Topical creams, ointments, and balms won’t provide system-wide effects. They’re best reserved for skin problems and muscle or joint pain that’s close to the surface. If the product you’ve been using hasn’t been providing efficient results, try a different delivery method.
3. Up Your Dose
Since CBD isn’t regulated by the FDA, there are no official dosing guidelines. You’ll have to figure out for yourself how much to take. The best way to do that is to start with a low dose, then increase it a little every day. Before deciding how much to take for your first dose, take a look at the product’s label. See how much CBD is in each dose. If that information isn’t available, divide the amount of CBD in the entire bottle by the number of doses.
If you find that you need a lot of CBD to reach an effective dose, that’s fine. Just buy high-potency products. You may also find it helpful to keep a journal of your results. Write down how much you take every day and how often, then note any changes ineffectiveness.
4. Stick With It
Unlike THC, which binds directly to your body’s endocannabinoid receptors, CBD acts indirectly on the endocannabinoid system (ECS). It helps to reduce your body’s reuptake of anandamide and other endogenous cannabinoids. The results won’t always show up right away. It may take you some time to build up sufficient amounts of beneficial cannabinoids in your system.
Many people find that CBD produces no noticeable effects the first time they take it. Don’t give up. Try taking it every day for a few weeks, or even a few months. Note down any changes in your symptoms in your journal and revisit it later. You may find that CBD is helping more than you think.
Other Factors That Can Influence the Efficacy of CBD
There are a few biological factors that influence how you will respond to CBD. Some research indicates that women are more susceptible to its effects than men, for example. Hormone levels can also impact the cannabinoid’s effectiveness. CBD can provide heightened results when a woman’s estrogen levels are also high.

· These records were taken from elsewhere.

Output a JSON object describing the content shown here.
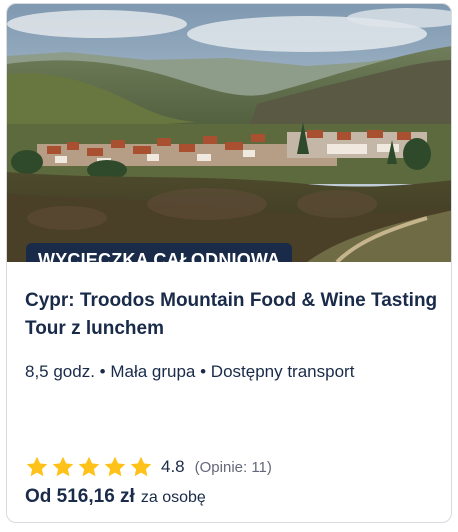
{
  "card": {
    "badge": "WYCIECZKA CAŁODNIOWA",
    "title": "Cypr: Troodos Mountain Food & Wine Tasting Tour z lunchem",
    "meta": "8,5 godz. • Mała grupa • Dostępny transport",
    "rating": {
      "value": "4.8",
      "stars": 5,
      "reviews": "(Opinie: 11)"
    },
    "price": {
      "amount": "Od 516,16 zł",
      "unit": "za osobę"
    }
  },
  "colors": {
    "brand_navy": "#1a2b49",
    "star": "#ffc21a",
    "muted_text": "#63687a"
  },
  "icons": [
    "star-icon"
  ]
}
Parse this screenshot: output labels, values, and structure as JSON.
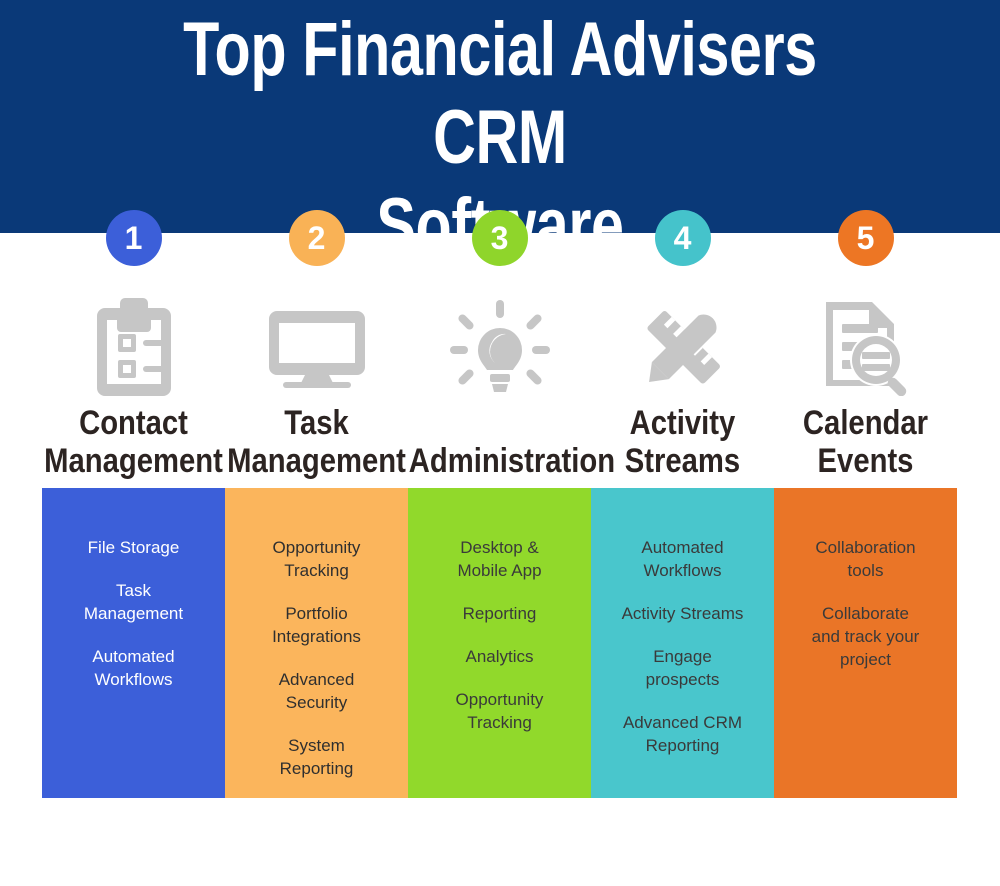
{
  "header": {
    "title": "Top Financial Advisers CRM\nSoftware",
    "background_color": "#0a3978",
    "title_color": "#ffffff"
  },
  "steps": [
    {
      "number": "1",
      "badge_color": "#3c5fd9",
      "icon": "clipboard-checklist-icon",
      "label": "Contact\nManagement"
    },
    {
      "number": "2",
      "badge_color": "#f9b256",
      "icon": "desktop-monitor-icon",
      "label": "Task\nManagement"
    },
    {
      "number": "3",
      "badge_color": "#8fd52b",
      "icon": "lightbulb-idea-icon",
      "label": "Administration"
    },
    {
      "number": "4",
      "badge_color": "#45c3cb",
      "icon": "ruler-pencil-icon",
      "label": "Activity\nStreams"
    },
    {
      "number": "5",
      "badge_color": "#ed7624",
      "icon": "document-search-icon",
      "label": "Calendar Events"
    }
  ],
  "icon_color": "#c6c6c6",
  "columns": [
    {
      "background_color": "#3c5fd9",
      "text_color": "#ffffff",
      "items": [
        "File Storage",
        "Task\nManagement",
        "Automated\nWorkflows"
      ]
    },
    {
      "background_color": "#fbb55c",
      "text_color": "#2f2f2f",
      "items": [
        "Opportunity\nTracking",
        "Portfolio\nIntegrations",
        "Advanced\nSecurity",
        "System\nReporting"
      ]
    },
    {
      "background_color": "#91d92b",
      "text_color": "#3a3a3a",
      "items": [
        "Desktop &\nMobile App",
        "Reporting",
        "Analytics",
        "Opportunity\nTracking"
      ]
    },
    {
      "background_color": "#49c6cc",
      "text_color": "#3a3a3a",
      "items": [
        "Automated\nWorkflows",
        "Activity Streams",
        "Engage\nprospects",
        "Advanced CRM\nReporting"
      ]
    },
    {
      "background_color": "#ea7527",
      "text_color": "#3a3a3a",
      "items": [
        "Collaboration\ntools",
        "Collaborate\nand track your\nproject"
      ]
    }
  ]
}
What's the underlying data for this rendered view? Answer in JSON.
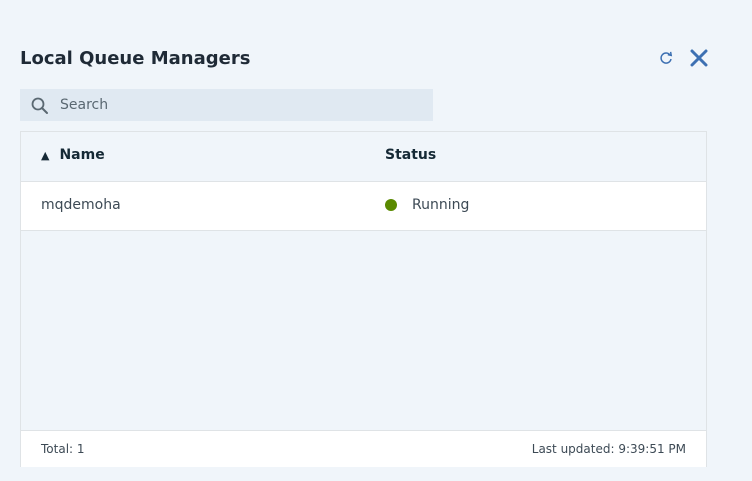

Certain lifestyle factors can also influence the impact of CBD. They include:
- How much Omega-6 you consume
- Use of alcohol or other drugs
- Stress levels
- Frequency and intensity of exercise
If you’re already very physically and mentally healthy, CBD may not provide noticeable results. It works best for people whose endocannabinoid systems aren’t in perfect shape.
When CBD Doesn’t Work?
When CBD doesn’t work and you’ve already tried all the steps described above, you may be out of luck. Up to 20% of people have a genetic mutation that affects their ECS genes. They produce above-average levels of anandamide and other endocannabinoids, to begin with. Most people with this genetic mutation experience lower levels of anxiety and ECS imbalance. They may not benefit as much from using CBD.
What’s the Next Step?
Now that you know what factors influence the efficacy of CBD, it’s time to take action. Try switching to a higher-quality or more potent product. You can also change your method of delivery to better match your needs. Stick with your new routine for at least a few weeks to a few months. There’s at least an 80% chance that it will help.